Shore fishing can be frustrating, and you really have to do your homework to avoid high traffic fishing spots. I use Google Maps often and do some hiking to find hard to get to spots that may produce. But the reality is you will want a boat to increase your chances. Plus, if you are like me, I always feel like I am on vacation when I am on a boat. But also keep in mind the added expenses of owning a boat. There are a few sayings to demonstrate this: “The two happiest moments for a boat owner are when they buy and sell their boat” and “BOAT: Bill On Another Thousand.” But there are a number of boat types to consider: Kayaks/canoes, aluminum, jon/duck, pontoon, deck, fish/ski and bass boats. They all have their purpose and water condition requirements. They can range in price from a few hundred to the cost of an expensive car! If your significant other already has not divorced you, this expense could put them over the edge, so do your homework, get everyone’s approval and spend wisely! Also, keep in mind the towing capacity of your tow vehicle and don’t go over it! The towing capacities are NOT a suggestion, but a maximum requirement! Finally, thousands die each year while boating, so always wear your life jacket and remember “Safety First.”

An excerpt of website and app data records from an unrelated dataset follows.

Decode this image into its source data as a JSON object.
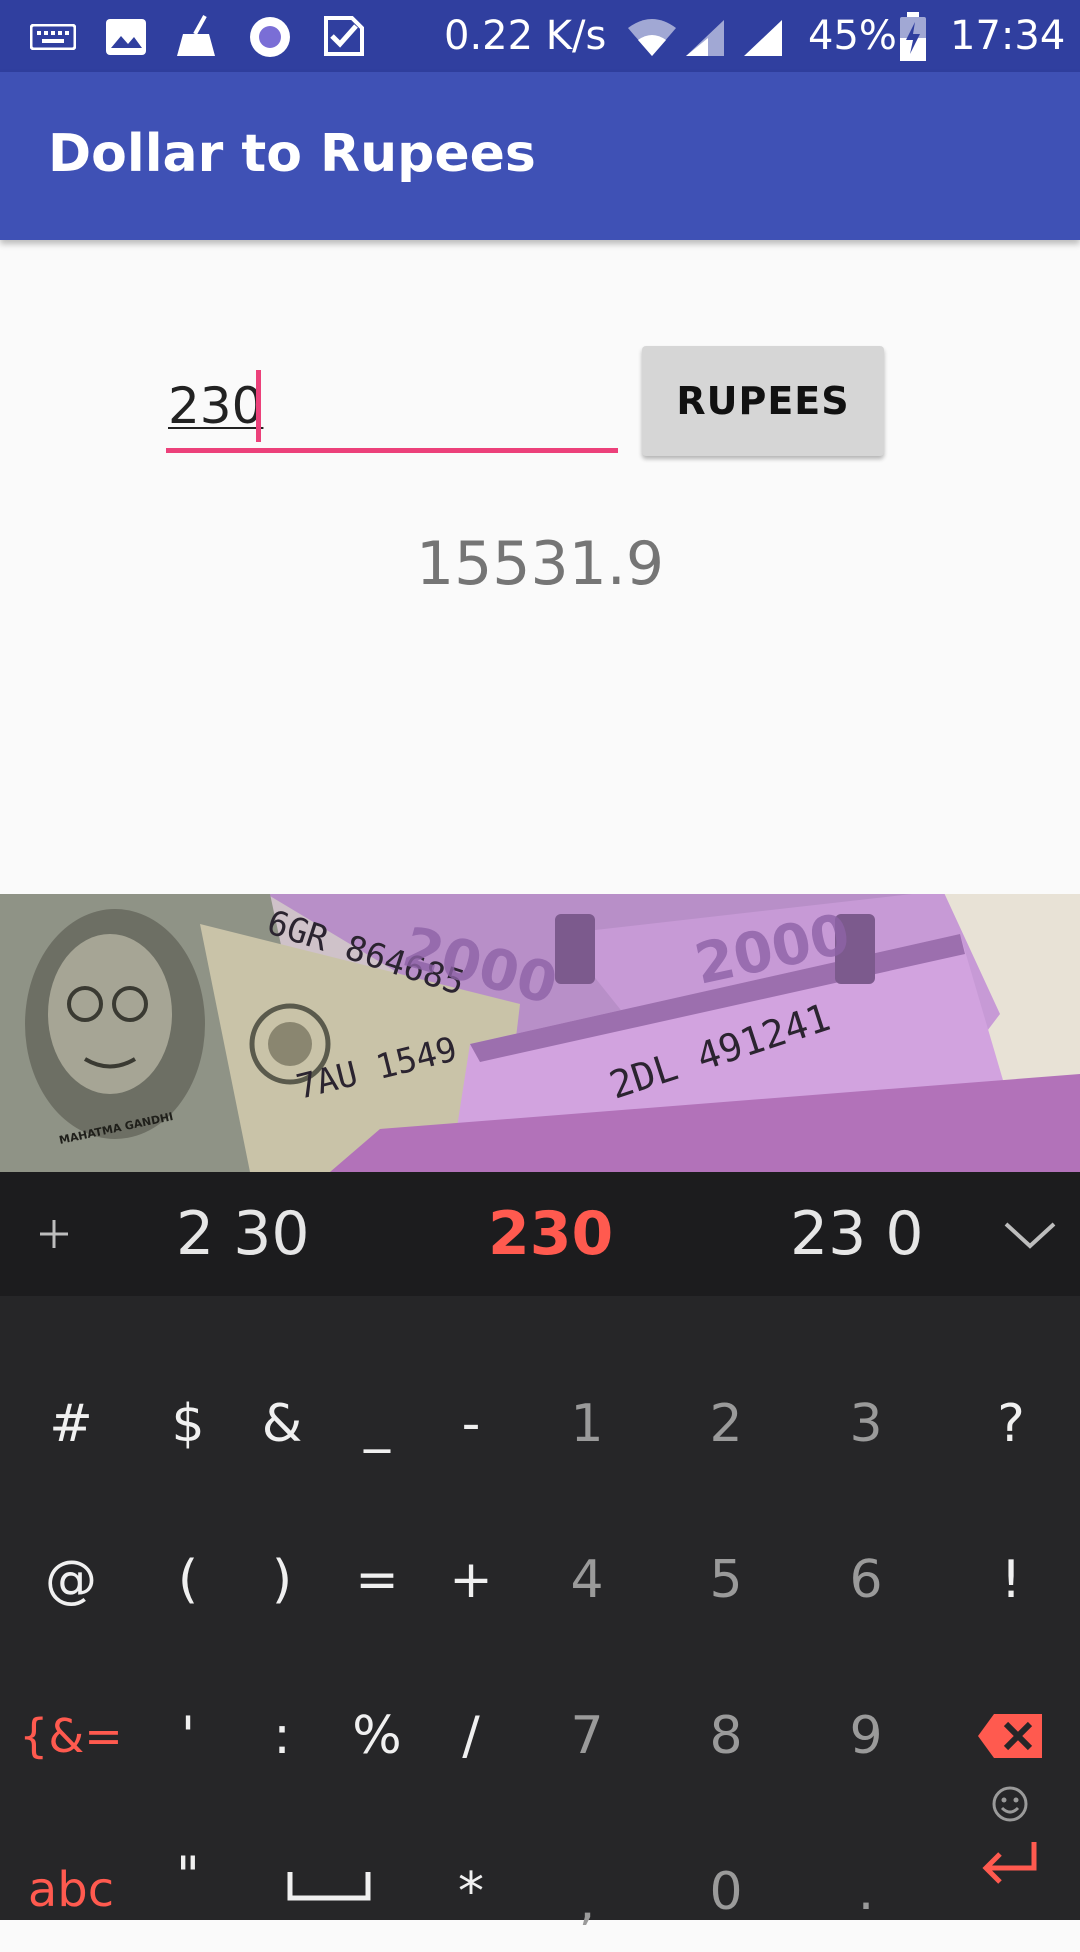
{
  "status_bar": {
    "net_speed": "0.22 K/s",
    "battery": "45%",
    "time": "17:34",
    "icons": [
      "keyboard-icon",
      "image-icon",
      "broom-icon",
      "circle-icon",
      "check-icon",
      "wifi-icon",
      "signal-icon",
      "signal-icon",
      "battery-charging-icon"
    ]
  },
  "app_bar": {
    "title": "Dollar to Rupees"
  },
  "form": {
    "amount_value": "230",
    "button_label": "RUPEES",
    "result": "15531.9"
  },
  "banner": {
    "note_text": [
      "6GR 864685",
      "2000",
      "7AU 1549",
      "2DL 491241",
      "MAHATMA GANDHI"
    ]
  },
  "keyboard": {
    "suggestions": {
      "add_icon": "plus-icon",
      "left": "2 30",
      "center": "230",
      "right": "23 0",
      "collapse_icon": "chevron-down-icon"
    },
    "rows": [
      [
        "#",
        "$",
        "&",
        "_",
        "-",
        "1",
        "2",
        "3",
        "?"
      ],
      [
        "@",
        "(",
        ")",
        "=",
        "+",
        "4",
        "5",
        "6",
        "!"
      ],
      [
        "{&=",
        "'",
        ":",
        "%",
        "/",
        "7",
        "8",
        "9"
      ],
      [
        "abc",
        "\"",
        "*",
        ",",
        "0",
        "."
      ]
    ],
    "colors": {
      "accent": "#ff5a4f",
      "background": "#262628"
    }
  },
  "colors": {
    "primary": "#3f51b5",
    "primary_dark": "#303f9f",
    "accent": "#ec407a"
  }
}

I still don’t have a boat, but I am looking. With two young kids and my love of scuba diving, I will probably go with a Fish/Ski or a Deck boat. My head is still spinning with all the bass fishing knowledge I have tried to cram in my head these past 8 months. I am on the Ultimate Bass website almost daily learning new things/seeking opinions, reading books (Charlie Sliders is a good book, as is KVD’s new book) and reading opinions on gear from different websites like BPS. As for gear, I have spent close to $700 for rods/reels, not counting the amount of lures I have obtained, which probably easily adds another $300. I am currently set up with 3 rods, a 7’6” M Duckett Micro Magic Cranking rod with a Shimano Citica (a reel I picked up used for $50), a 7’ MH E21 Carrotstick Wild with the Diawa Strikeforce reel, and finally a 7’10” XH Duckett Micro Magic rod with a 7:1 Quantum Accurist PT reel. I will have 17 lb fluorocarbon on the first two and braid on the last. I feel these 3 rods/reels greatly maximize all the possible bass fishing techniques to make me successful in landing a hawg. By the way, if anyone wants a collapsible fishing rod, I have one to give away!
Brian (TNDiver) Hock
Price: $208.26Was: $259.99
As an Amazon Associate Ultimate Bass earns from qualifying purchases.